Wherever the word "header" appears in a line of the records, copy that line.

Data records for software interfaces
----
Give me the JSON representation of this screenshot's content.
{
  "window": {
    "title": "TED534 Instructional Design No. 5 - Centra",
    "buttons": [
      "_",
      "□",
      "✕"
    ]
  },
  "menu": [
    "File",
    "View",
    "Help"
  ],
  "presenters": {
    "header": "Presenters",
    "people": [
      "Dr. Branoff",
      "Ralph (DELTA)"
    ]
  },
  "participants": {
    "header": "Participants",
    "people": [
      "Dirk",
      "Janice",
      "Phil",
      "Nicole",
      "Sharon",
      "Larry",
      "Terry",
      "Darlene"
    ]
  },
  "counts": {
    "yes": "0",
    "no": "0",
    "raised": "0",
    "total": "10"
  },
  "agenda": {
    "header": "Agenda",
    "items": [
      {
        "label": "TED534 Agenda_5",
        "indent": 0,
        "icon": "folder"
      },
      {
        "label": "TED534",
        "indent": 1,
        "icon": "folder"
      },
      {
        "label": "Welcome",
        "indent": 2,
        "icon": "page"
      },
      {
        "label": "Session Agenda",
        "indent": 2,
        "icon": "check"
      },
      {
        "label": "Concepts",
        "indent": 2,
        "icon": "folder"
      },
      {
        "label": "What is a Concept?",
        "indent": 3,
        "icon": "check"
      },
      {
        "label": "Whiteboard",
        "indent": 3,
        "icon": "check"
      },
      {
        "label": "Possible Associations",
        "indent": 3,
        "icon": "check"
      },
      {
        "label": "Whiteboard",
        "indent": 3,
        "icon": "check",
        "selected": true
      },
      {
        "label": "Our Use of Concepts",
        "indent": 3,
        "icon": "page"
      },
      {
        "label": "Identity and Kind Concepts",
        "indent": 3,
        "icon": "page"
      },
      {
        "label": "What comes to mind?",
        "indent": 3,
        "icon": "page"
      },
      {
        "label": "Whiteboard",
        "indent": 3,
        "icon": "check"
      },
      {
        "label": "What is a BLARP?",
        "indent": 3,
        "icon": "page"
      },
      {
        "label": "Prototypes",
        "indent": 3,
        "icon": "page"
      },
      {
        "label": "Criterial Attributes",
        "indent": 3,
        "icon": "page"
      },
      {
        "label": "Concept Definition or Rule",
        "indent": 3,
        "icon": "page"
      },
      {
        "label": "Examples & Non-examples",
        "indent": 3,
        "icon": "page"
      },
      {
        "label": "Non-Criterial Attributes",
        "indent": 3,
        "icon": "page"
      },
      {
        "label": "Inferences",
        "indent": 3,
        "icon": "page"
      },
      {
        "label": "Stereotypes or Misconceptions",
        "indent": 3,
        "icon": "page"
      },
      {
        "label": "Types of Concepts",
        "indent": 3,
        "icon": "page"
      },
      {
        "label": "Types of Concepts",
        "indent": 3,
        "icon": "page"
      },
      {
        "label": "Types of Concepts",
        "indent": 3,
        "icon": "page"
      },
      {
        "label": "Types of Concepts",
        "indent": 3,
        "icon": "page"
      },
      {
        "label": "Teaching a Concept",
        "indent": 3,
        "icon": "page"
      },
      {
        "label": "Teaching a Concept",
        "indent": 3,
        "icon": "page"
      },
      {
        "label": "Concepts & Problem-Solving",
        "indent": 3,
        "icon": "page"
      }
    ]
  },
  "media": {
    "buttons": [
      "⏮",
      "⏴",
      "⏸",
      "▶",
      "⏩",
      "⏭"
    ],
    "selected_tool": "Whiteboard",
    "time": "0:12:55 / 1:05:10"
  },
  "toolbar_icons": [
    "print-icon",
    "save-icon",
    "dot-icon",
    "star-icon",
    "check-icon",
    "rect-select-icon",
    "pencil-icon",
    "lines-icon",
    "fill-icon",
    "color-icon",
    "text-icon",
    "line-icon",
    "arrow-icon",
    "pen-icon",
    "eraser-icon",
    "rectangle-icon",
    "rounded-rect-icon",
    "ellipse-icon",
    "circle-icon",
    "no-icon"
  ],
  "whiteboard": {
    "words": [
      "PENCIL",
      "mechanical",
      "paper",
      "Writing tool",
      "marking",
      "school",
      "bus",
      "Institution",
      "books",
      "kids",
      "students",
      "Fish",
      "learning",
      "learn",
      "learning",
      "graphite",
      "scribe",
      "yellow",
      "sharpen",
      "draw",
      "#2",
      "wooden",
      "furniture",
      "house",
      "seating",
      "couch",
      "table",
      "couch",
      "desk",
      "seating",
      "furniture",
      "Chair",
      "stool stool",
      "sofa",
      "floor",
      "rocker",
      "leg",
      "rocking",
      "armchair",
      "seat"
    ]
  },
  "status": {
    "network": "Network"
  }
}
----
Response to this exercise:
    "header": "Presenters",
    "header": "Participants",
    "header": "Agenda",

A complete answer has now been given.